**EXTRACTED INFORMATION:**
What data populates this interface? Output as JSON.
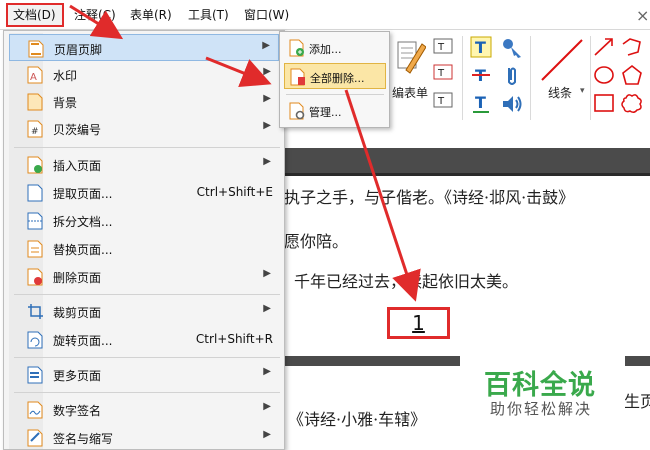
{
  "menubar": {
    "items": [
      {
        "label": "文档(D)"
      },
      {
        "label": "注释(C)"
      },
      {
        "label": "表单(R)"
      },
      {
        "label": "工具(T)"
      },
      {
        "label": "窗口(W)"
      }
    ],
    "close_glyph": "×"
  },
  "ribbon": {
    "form_group_label": "编表单",
    "shape_group_label": "线条"
  },
  "document": {
    "lines": [
      "执子之手，与子偕老。《诗经·邶风·击鼓》",
      "愿你陪。",
      "千年已经过去，读起依旧太美。",
      "《诗经·小雅·车辖》",
      "生页"
    ],
    "page_number": "1"
  },
  "file_menu": {
    "items": [
      {
        "label": "页眉页脚",
        "icon": "header-footer-icon",
        "submenu": true
      },
      {
        "label": "水印",
        "icon": "watermark-icon",
        "submenu": true
      },
      {
        "label": "背景",
        "icon": "background-icon",
        "submenu": true
      },
      {
        "label": "贝茨编号",
        "icon": "bates-number-icon",
        "submenu": true
      },
      {
        "label": "插入页面",
        "icon": "insert-page-icon",
        "submenu": true
      },
      {
        "label": "提取页面...",
        "icon": "extract-page-icon",
        "shortcut": "Ctrl+Shift+E"
      },
      {
        "label": "拆分文档...",
        "icon": "split-document-icon"
      },
      {
        "label": "替换页面...",
        "icon": "replace-page-icon"
      },
      {
        "label": "删除页面",
        "icon": "delete-page-icon",
        "submenu": true
      },
      {
        "label": "裁剪页面",
        "icon": "crop-page-icon",
        "submenu": true
      },
      {
        "label": "旋转页面...",
        "icon": "rotate-page-icon",
        "shortcut": "Ctrl+Shift+R"
      },
      {
        "label": "更多页面",
        "icon": "more-pages-icon",
        "submenu": true
      },
      {
        "label": "数字签名",
        "icon": "digital-signature-icon",
        "submenu": true
      },
      {
        "label": "签名与缩写",
        "icon": "sign-initials-icon",
        "submenu": true
      }
    ]
  },
  "header_footer_submenu": {
    "items": [
      {
        "label": "添加...",
        "icon": "add-header-icon"
      },
      {
        "label": "全部删除...",
        "icon": "delete-all-header-icon"
      },
      {
        "label": "管理...",
        "icon": "manage-header-icon"
      }
    ]
  },
  "watermark": {
    "title": "百科全说",
    "subtitle": "助你轻松解决"
  },
  "colors": {
    "annotation_red": "#e02b2b",
    "menu_highlight": "#cfe3f7",
    "submenu_highlight": "#fbe6a6",
    "watermark_green": "#3aa94c"
  }
}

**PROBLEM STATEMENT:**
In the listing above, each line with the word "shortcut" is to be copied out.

**OUTPUT OF THE TASK:**
        "shortcut": "Ctrl+Shift+E"
        "shortcut": "Ctrl+Shift+R"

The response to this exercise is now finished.